■ **What the task requires**
Every line of the records below that has the word "percent" should be copied.

■ **Data records for software interfaces**
----

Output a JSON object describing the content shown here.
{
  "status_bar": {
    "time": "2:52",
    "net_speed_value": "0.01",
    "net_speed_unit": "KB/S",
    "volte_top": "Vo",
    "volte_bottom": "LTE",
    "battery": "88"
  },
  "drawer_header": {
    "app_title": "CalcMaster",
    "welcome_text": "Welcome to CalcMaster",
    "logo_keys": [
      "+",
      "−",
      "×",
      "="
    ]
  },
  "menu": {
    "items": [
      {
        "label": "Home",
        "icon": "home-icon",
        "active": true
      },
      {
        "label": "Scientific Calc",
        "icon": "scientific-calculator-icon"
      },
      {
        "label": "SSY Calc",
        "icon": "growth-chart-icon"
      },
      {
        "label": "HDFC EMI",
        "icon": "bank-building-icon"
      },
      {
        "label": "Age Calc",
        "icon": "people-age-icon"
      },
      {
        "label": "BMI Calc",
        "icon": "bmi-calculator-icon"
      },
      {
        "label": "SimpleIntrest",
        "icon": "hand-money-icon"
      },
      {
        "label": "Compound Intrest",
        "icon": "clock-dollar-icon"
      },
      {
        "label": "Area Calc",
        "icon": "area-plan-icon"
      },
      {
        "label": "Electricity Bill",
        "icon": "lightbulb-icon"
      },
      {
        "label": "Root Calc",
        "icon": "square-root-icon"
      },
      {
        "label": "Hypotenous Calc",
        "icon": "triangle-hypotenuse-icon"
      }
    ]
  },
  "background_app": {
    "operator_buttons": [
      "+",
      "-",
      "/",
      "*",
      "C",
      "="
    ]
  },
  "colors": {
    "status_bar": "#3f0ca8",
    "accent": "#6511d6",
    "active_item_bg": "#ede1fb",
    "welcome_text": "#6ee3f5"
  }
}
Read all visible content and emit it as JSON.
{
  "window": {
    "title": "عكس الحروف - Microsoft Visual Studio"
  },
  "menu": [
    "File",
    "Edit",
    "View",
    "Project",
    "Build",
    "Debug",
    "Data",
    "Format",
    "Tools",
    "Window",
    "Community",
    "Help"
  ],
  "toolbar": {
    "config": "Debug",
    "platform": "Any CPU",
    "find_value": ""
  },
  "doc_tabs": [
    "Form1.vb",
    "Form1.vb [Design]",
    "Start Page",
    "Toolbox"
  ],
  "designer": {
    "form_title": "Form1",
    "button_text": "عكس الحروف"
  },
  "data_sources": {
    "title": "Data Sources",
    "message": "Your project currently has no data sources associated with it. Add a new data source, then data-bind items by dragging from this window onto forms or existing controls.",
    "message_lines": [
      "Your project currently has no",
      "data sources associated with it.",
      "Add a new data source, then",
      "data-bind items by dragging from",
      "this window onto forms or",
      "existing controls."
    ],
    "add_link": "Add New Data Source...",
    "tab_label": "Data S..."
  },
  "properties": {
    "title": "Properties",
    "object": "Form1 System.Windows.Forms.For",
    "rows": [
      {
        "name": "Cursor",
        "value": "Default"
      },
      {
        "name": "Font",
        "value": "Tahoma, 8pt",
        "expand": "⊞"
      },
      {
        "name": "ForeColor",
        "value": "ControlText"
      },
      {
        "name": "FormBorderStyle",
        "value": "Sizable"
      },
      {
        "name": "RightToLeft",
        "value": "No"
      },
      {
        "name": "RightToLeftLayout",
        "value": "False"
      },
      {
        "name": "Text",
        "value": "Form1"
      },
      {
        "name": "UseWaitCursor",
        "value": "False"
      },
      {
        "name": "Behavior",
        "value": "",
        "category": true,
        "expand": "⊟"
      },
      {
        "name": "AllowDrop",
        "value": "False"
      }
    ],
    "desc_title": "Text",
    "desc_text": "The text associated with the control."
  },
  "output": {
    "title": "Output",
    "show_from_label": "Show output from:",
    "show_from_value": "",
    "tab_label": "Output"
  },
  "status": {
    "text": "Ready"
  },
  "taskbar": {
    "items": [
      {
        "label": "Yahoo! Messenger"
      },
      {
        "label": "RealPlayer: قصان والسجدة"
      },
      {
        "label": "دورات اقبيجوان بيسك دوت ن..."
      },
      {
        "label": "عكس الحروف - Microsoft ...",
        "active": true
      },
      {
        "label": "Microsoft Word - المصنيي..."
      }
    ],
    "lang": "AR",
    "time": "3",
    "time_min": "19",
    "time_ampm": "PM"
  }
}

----

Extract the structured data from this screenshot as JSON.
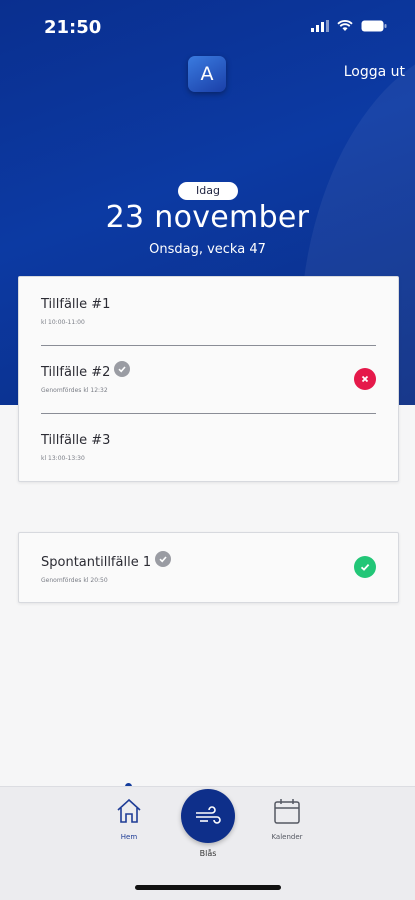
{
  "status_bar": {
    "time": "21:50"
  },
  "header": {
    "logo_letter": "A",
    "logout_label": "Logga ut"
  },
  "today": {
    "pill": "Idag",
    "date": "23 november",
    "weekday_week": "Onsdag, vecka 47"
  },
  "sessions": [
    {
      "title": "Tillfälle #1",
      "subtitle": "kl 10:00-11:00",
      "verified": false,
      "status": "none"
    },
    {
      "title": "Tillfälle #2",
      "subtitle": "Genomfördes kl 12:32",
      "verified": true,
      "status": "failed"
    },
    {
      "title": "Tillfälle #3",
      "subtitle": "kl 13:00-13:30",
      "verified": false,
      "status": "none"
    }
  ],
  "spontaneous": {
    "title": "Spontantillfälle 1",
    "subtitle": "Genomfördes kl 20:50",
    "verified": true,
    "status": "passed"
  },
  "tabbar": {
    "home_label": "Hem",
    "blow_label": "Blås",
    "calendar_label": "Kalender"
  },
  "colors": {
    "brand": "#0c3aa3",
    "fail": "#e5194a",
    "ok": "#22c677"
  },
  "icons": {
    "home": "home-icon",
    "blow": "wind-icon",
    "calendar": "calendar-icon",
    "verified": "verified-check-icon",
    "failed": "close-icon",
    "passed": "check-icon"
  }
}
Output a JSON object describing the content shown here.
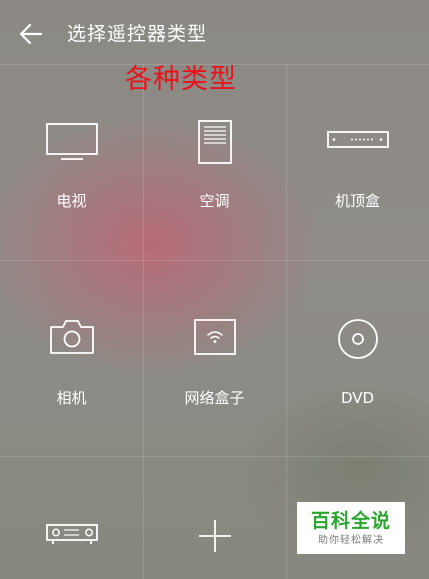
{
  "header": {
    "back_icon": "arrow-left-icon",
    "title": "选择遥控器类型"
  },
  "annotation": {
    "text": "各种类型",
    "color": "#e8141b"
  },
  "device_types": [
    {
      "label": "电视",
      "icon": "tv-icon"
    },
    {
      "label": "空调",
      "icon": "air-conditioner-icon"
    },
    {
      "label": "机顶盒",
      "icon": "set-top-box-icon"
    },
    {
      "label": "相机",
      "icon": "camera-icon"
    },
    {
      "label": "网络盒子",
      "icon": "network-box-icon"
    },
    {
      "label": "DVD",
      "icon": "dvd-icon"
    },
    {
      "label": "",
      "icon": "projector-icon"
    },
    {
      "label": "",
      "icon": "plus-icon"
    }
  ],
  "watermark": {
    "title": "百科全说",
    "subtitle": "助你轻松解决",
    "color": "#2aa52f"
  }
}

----

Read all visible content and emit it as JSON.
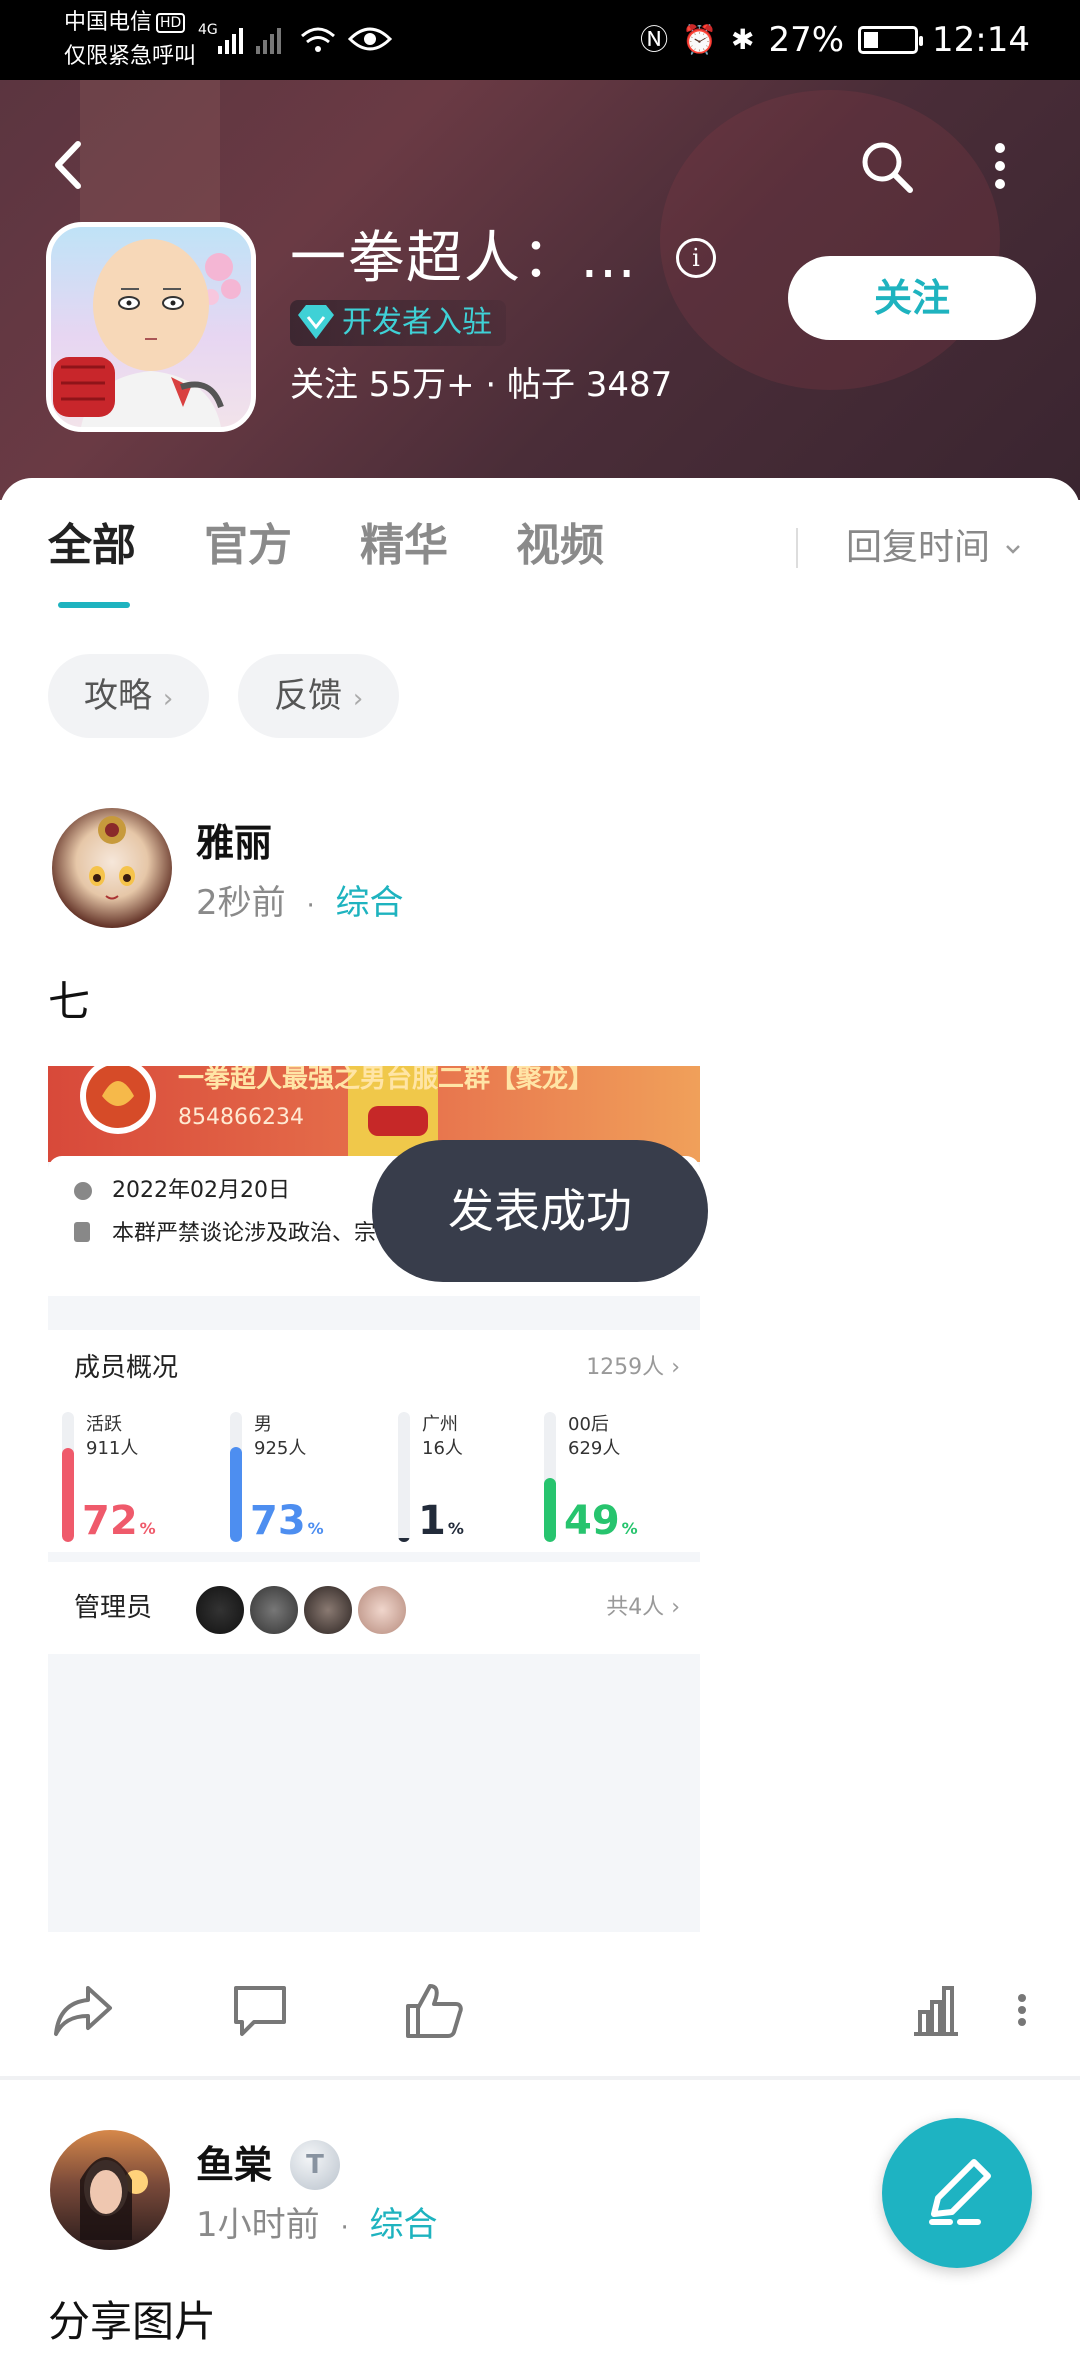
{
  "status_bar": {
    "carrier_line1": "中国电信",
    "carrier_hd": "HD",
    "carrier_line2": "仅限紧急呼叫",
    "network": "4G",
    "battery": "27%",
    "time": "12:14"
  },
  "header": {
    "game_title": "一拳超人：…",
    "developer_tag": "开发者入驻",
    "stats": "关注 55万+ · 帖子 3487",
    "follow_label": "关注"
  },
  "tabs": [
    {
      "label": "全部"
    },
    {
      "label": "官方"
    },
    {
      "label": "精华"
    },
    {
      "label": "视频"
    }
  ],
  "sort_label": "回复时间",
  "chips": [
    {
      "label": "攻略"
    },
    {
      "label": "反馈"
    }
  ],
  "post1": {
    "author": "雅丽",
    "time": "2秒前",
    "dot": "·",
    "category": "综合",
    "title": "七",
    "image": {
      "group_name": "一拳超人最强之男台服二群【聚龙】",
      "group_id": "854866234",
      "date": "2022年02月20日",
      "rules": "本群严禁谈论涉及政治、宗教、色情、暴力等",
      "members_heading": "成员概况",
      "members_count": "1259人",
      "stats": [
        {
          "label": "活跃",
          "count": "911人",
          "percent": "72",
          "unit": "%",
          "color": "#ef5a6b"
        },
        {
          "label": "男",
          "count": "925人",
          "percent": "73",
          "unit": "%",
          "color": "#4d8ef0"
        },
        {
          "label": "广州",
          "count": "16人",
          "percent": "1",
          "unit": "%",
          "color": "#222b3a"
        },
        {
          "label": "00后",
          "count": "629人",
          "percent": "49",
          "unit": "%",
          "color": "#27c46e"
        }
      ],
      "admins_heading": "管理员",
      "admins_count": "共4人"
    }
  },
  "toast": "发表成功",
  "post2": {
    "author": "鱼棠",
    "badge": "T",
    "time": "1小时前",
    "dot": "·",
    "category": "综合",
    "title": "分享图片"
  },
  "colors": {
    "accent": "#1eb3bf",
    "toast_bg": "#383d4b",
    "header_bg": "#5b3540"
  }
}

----

■ **Output for this task**
          "percent": "72",
          "percent": "73",
          "percent": "1",
          "percent": "49",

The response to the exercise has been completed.